What the task requires: Show each line of the records below where the word "Composition" occurs.

Material provided:

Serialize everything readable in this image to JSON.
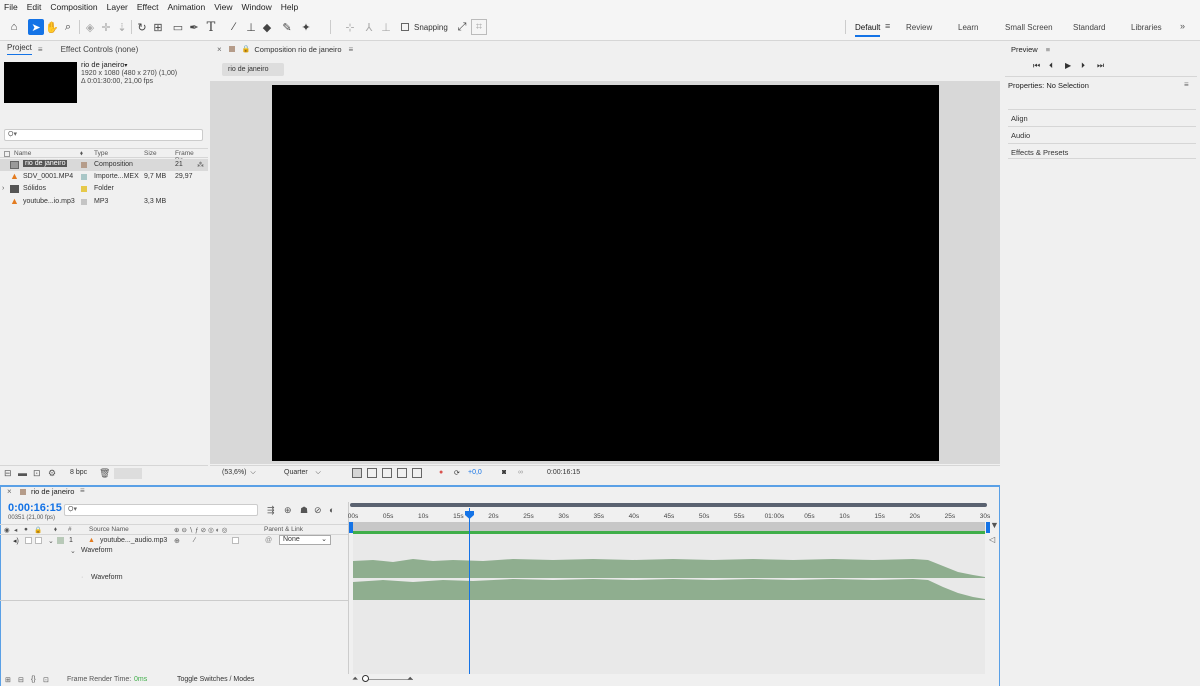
{
  "menu": [
    "File",
    "Edit",
    "Composition",
    "Layer",
    "Effect",
    "Animation",
    "View",
    "Window",
    "Help"
  ],
  "toolbar": {
    "snapping_label": "Snapping"
  },
  "workspaces": {
    "active": "Default",
    "items": [
      "Review",
      "Learn",
      "Small Screen",
      "Standard",
      "Libraries"
    ]
  },
  "project_panel": {
    "tab_project": "Project",
    "tab_effect_controls": "Effect Controls (none)",
    "selected_name": "rio de janeiro",
    "selected_dims": "1920 x 1080  (480 x 270) (1,00)",
    "selected_duration": "Δ 0:01:30:00, 21,00 fps",
    "search_placeholder": "Ọ▾",
    "columns": [
      "Name",
      "Type",
      "Size",
      "Frame Ra..."
    ],
    "items": [
      {
        "name": "rio de janeiro",
        "type": "Composition",
        "size": "",
        "fps": "21",
        "color": "#b59c8a"
      },
      {
        "name": "SDV_0001.MP4",
        "type": "Importe...MEX",
        "size": "9,7 MB",
        "fps": "29,97",
        "color": "#a9c7c7"
      },
      {
        "name": "Sólidos",
        "type": "Folder",
        "size": "",
        "fps": "",
        "color": "#e6c94a"
      },
      {
        "name": "youtube...io.mp3",
        "type": "MP3",
        "size": "3,3 MB",
        "fps": "",
        "color": "#c4c4c4"
      }
    ],
    "bpc": "8 bpc"
  },
  "comp_viewer": {
    "tab_label": "Composition rio de janeiro",
    "subtab": "rio de janeiro",
    "zoom": "(53,6%)",
    "resolution": "Quarter",
    "exposure": "+0,0",
    "timecode": "0:00:16:15"
  },
  "right_panel": {
    "preview_title": "Preview",
    "properties_title": "Properties: No Selection",
    "sections": [
      "Align",
      "Audio",
      "Effects & Presets"
    ]
  },
  "timeline": {
    "comp_name": "rio de janeiro",
    "timecode": "0:00:16:15",
    "frame_info": "00351 (21,00 fps)",
    "search_placeholder": "Ọ▾",
    "col_number": "#",
    "col_source": "Source Name",
    "col_parent": "Parent & Link",
    "layer": {
      "index": "1",
      "name": "youtube..._audio.mp3",
      "parent": "None"
    },
    "waveform_group": "Waveform",
    "waveform_item": "Waveform",
    "ruler_ticks": [
      "00s",
      "05s",
      "10s",
      "15s",
      "20s",
      "25s",
      "30s",
      "35s",
      "40s",
      "45s",
      "50s",
      "55s",
      "01:00s",
      "05s",
      "10s",
      "15s",
      "20s",
      "25s",
      "30s"
    ],
    "playhead_time": "0:00:16:15",
    "render_label": "Frame Render Time:",
    "render_value": "0ms",
    "toggle_label": "Toggle Switches / Modes"
  }
}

Answer area:
    "Composition",
        "type": "Composition",
    "tab_label": "Composition rio de janeiro",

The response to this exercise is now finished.